• Your assignment: Can you print every record below exactly as written?

Data excerpts
● ● ● ● ●
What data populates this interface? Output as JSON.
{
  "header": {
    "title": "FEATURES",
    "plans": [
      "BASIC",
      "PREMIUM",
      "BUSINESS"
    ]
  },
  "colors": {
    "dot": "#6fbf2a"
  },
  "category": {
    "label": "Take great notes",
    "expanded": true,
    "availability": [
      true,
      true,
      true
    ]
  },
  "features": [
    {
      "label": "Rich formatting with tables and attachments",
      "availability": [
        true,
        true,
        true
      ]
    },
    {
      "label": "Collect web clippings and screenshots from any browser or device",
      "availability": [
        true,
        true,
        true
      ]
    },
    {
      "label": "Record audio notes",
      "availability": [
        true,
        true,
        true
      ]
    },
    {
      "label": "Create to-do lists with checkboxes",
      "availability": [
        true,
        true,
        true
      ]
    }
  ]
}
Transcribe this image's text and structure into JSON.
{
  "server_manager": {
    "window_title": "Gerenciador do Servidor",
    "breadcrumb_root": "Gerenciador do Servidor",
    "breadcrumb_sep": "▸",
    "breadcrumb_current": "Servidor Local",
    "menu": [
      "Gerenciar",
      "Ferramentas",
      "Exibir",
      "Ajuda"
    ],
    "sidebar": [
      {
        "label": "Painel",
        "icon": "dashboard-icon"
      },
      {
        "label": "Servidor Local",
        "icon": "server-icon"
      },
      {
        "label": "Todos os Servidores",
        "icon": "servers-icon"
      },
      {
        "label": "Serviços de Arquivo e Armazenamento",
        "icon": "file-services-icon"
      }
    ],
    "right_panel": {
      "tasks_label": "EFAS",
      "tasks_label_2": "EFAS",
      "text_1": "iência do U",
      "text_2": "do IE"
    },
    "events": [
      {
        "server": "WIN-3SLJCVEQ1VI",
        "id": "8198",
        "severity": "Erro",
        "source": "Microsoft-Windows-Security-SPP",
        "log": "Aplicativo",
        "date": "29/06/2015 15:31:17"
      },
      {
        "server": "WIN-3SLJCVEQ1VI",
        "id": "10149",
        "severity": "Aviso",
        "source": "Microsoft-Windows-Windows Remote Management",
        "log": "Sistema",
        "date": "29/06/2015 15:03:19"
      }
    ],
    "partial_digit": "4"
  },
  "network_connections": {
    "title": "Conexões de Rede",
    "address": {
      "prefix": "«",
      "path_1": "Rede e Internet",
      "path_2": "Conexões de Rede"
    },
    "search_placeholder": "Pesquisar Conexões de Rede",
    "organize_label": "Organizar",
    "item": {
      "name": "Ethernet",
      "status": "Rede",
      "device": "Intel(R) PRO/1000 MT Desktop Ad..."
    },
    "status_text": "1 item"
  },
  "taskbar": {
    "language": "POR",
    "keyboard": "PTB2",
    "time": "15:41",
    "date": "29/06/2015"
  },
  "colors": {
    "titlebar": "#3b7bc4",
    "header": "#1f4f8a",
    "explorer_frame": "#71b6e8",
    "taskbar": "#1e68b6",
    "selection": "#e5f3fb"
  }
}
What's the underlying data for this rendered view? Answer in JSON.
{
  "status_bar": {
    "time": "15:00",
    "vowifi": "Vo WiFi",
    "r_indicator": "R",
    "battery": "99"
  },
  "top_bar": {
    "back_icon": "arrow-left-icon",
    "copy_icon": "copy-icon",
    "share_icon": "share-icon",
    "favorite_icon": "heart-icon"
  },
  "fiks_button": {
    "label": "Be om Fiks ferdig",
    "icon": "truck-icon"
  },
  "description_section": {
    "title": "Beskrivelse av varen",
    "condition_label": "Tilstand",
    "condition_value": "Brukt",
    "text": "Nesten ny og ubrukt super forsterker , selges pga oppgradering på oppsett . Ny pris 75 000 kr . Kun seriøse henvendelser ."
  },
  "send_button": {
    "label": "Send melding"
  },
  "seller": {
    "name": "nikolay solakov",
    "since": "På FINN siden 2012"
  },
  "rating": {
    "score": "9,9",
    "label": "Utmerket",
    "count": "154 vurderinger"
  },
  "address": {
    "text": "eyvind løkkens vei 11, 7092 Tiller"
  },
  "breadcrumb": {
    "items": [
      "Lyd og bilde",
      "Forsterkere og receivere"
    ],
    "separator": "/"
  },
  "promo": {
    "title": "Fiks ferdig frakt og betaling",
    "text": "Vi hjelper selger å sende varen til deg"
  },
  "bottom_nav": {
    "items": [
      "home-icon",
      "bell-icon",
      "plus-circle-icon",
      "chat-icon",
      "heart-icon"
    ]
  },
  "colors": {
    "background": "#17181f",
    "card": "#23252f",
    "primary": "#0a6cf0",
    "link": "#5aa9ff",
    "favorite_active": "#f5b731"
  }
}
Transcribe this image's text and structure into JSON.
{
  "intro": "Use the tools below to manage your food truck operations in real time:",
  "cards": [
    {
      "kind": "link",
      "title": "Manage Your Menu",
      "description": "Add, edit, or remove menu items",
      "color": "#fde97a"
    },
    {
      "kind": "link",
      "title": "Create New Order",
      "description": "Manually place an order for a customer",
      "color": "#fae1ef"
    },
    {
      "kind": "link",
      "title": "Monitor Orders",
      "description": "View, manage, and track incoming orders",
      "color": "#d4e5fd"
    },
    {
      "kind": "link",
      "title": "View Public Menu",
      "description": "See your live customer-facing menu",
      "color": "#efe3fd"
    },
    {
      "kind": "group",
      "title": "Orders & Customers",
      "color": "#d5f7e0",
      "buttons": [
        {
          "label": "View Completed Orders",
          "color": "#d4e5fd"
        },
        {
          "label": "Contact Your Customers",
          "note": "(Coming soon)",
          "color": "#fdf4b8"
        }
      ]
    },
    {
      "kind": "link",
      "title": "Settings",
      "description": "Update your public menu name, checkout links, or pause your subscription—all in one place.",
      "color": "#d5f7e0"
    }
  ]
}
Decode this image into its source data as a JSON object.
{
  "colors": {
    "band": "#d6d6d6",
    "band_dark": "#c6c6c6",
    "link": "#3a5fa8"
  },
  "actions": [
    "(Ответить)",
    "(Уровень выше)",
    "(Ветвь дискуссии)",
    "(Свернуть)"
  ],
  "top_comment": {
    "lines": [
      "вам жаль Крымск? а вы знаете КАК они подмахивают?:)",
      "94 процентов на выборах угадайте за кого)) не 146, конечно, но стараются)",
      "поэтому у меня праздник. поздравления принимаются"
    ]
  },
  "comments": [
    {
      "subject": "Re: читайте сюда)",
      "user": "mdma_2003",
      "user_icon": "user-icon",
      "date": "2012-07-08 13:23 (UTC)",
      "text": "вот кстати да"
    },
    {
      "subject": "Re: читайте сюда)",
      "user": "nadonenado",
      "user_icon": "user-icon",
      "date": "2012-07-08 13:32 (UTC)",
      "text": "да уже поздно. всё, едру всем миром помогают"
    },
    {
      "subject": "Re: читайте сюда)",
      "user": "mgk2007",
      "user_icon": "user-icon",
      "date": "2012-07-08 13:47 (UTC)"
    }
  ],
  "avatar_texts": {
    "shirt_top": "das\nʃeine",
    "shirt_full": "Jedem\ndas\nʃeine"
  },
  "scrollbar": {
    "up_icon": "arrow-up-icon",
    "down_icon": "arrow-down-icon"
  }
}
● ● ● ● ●
• Solved problem:
What data populates this interface? Output as JSON.
{
  "header": {
    "title": "FEATURES",
    "plans": [
      "BASIC",
      "PREMIUM",
      "BUSINESS"
    ]
  },
  "colors": {
    "dot": "#6fbf2a"
  },
  "category": {
    "label": "Take great notes",
    "expanded": true,
    "availability": [
      true,
      true,
      true
    ]
  },
  "features": [
    {
      "label": "Rich formatting with tables and attachments",
      "availability": [
        true,
        true,
        true
      ]
    },
    {
      "label": "Collect web clippings and screenshots from any browser or device",
      "availability": [
        true,
        true,
        true
      ]
    },
    {
      "label": "Record audio notes",
      "availability": [
        true,
        true,
        true
      ]
    },
    {
      "label": "Create to-do lists with checkboxes",
      "availability": [
        true,
        true,
        true
      ]
    }
  ]
}
Transcribe this image's text and structure into JSON.
{
  "server_manager": {
    "window_title": "Gerenciador do Servidor",
    "breadcrumb_root": "Gerenciador do Servidor",
    "breadcrumb_sep": "▸",
    "breadcrumb_current": "Servidor Local",
    "menu": [
      "Gerenciar",
      "Ferramentas",
      "Exibir",
      "Ajuda"
    ],
    "sidebar": [
      {
        "label": "Painel",
        "icon": "dashboard-icon"
      },
      {
        "label": "Servidor Local",
        "icon": "server-icon"
      },
      {
        "label": "Todos os Servidores",
        "icon": "servers-icon"
      },
      {
        "label": "Serviços de Arquivo e Armazenamento",
        "icon": "file-services-icon"
      }
    ],
    "right_panel": {
      "tasks_label": "EFAS",
      "tasks_label_2": "EFAS",
      "text_1": "iência do U",
      "text_2": "do IE"
    },
    "events": [
      {
        "server": "WIN-3SLJCVEQ1VI",
        "id": "8198",
        "severity": "Erro",
        "source": "Microsoft-Windows-Security-SPP",
        "log": "Aplicativo",
        "date": "29/06/2015 15:31:17"
      },
      {
        "server": "WIN-3SLJCVEQ1VI",
        "id": "10149",
        "severity": "Aviso",
        "source": "Microsoft-Windows-Windows Remote Management",
        "log": "Sistema",
        "date": "29/06/2015 15:03:19"
      }
    ],
    "partial_digit": "4"
  },
  "network_connections": {
    "title": "Conexões de Rede",
    "address": {
      "prefix": "«",
      "path_1": "Rede e Internet",
      "path_2": "Conexões de Rede"
    },
    "search_placeholder": "Pesquisar Conexões de Rede",
    "organize_label": "Organizar",
    "item": {
      "name": "Ethernet",
      "status": "Rede",
      "device": "Intel(R) PRO/1000 MT Desktop Ad..."
    },
    "status_text": "1 item"
  },
  "taskbar": {
    "language": "POR",
    "keyboard": "PTB2",
    "time": "15:41",
    "date": "29/06/2015"
  },
  "colors": {
    "titlebar": "#3b7bc4",
    "header": "#1f4f8a",
    "explorer_frame": "#71b6e8",
    "taskbar": "#1e68b6",
    "selection": "#e5f3fb"
  }
}
What's the underlying data for this rendered view? Answer in JSON.
{
  "status_bar": {
    "time": "15:00",
    "vowifi": "Vo WiFi",
    "r_indicator": "R",
    "battery": "99"
  },
  "top_bar": {
    "back_icon": "arrow-left-icon",
    "copy_icon": "copy-icon",
    "share_icon": "share-icon",
    "favorite_icon": "heart-icon"
  },
  "fiks_button": {
    "label": "Be om Fiks ferdig",
    "icon": "truck-icon"
  },
  "description_section": {
    "title": "Beskrivelse av varen",
    "condition_label": "Tilstand",
    "condition_value": "Brukt",
    "text": "Nesten ny og ubrukt super forsterker , selges pga oppgradering på oppsett . Ny pris 75 000 kr . Kun seriøse henvendelser ."
  },
  "send_button": {
    "label": "Send melding"
  },
  "seller": {
    "name": "nikolay solakov",
    "since": "På FINN siden 2012"
  },
  "rating": {
    "score": "9,9",
    "label": "Utmerket",
    "count": "154 vurderinger"
  },
  "address": {
    "text": "eyvind løkkens vei 11, 7092 Tiller"
  },
  "breadcrumb": {
    "items": [
      "Lyd og bilde",
      "Forsterkere og receivere"
    ],
    "separator": "/"
  },
  "promo": {
    "title": "Fiks ferdig frakt og betaling",
    "text": "Vi hjelper selger å sende varen til deg"
  },
  "bottom_nav": {
    "items": [
      "home-icon",
      "bell-icon",
      "plus-circle-icon",
      "chat-icon",
      "heart-icon"
    ]
  },
  "colors": {
    "background": "#17181f",
    "card": "#23252f",
    "primary": "#0a6cf0",
    "link": "#5aa9ff",
    "favorite_active": "#f5b731"
  }
}
Transcribe this image's text and structure into JSON.
{
  "intro": "Use the tools below to manage your food truck operations in real time:",
  "cards": [
    {
      "kind": "link",
      "title": "Manage Your Menu",
      "description": "Add, edit, or remove menu items",
      "color": "#fde97a"
    },
    {
      "kind": "link",
      "title": "Create New Order",
      "description": "Manually place an order for a customer",
      "color": "#fae1ef"
    },
    {
      "kind": "link",
      "title": "Monitor Orders",
      "description": "View, manage, and track incoming orders",
      "color": "#d4e5fd"
    },
    {
      "kind": "link",
      "title": "View Public Menu",
      "description": "See your live customer-facing menu",
      "color": "#efe3fd"
    },
    {
      "kind": "group",
      "title": "Orders & Customers",
      "color": "#d5f7e0",
      "buttons": [
        {
          "label": "View Completed Orders",
          "color": "#d4e5fd"
        },
        {
          "label": "Contact Your Customers",
          "note": "(Coming soon)",
          "color": "#fdf4b8"
        }
      ]
    },
    {
      "kind": "link",
      "title": "Settings",
      "description": "Update your public menu name, checkout links, or pause your subscription—all in one place.",
      "color": "#d5f7e0"
    }
  ]
}
Decode this image into its source data as a JSON object.
{
  "colors": {
    "band": "#d6d6d6",
    "band_dark": "#c6c6c6",
    "link": "#3a5fa8"
  },
  "actions": [
    "(Ответить)",
    "(Уровень выше)",
    "(Ветвь дискуссии)",
    "(Свернуть)"
  ],
  "top_comment": {
    "lines": [
      "вам жаль Крымск? а вы знаете КАК они подмахивают?:)",
      "94 процентов на выборах угадайте за кого)) не 146, конечно, но стараются)",
      "поэтому у меня праздник. поздравления принимаются"
    ]
  },
  "comments": [
    {
      "subject": "Re: читайте сюда)",
      "user": "mdma_2003",
      "user_icon": "user-icon",
      "date": "2012-07-08 13:23 (UTC)",
      "text": "вот кстати да"
    },
    {
      "subject": "Re: читайте сюда)",
      "user": "nadonenado",
      "user_icon": "user-icon",
      "date": "2012-07-08 13:32 (UTC)",
      "text": "да уже поздно. всё, едру всем миром помогают"
    },
    {
      "subject": "Re: читайте сюда)",
      "user": "mgk2007",
      "user_icon": "user-icon",
      "date": "2012-07-08 13:47 (UTC)"
    }
  ],
  "avatar_texts": {
    "shirt_top": "das\nʃeine",
    "shirt_full": "Jedem\ndas\nʃeine"
  },
  "scrollbar": {
    "up_icon": "arrow-up-icon",
    "down_icon": "arrow-down-icon"
  }
}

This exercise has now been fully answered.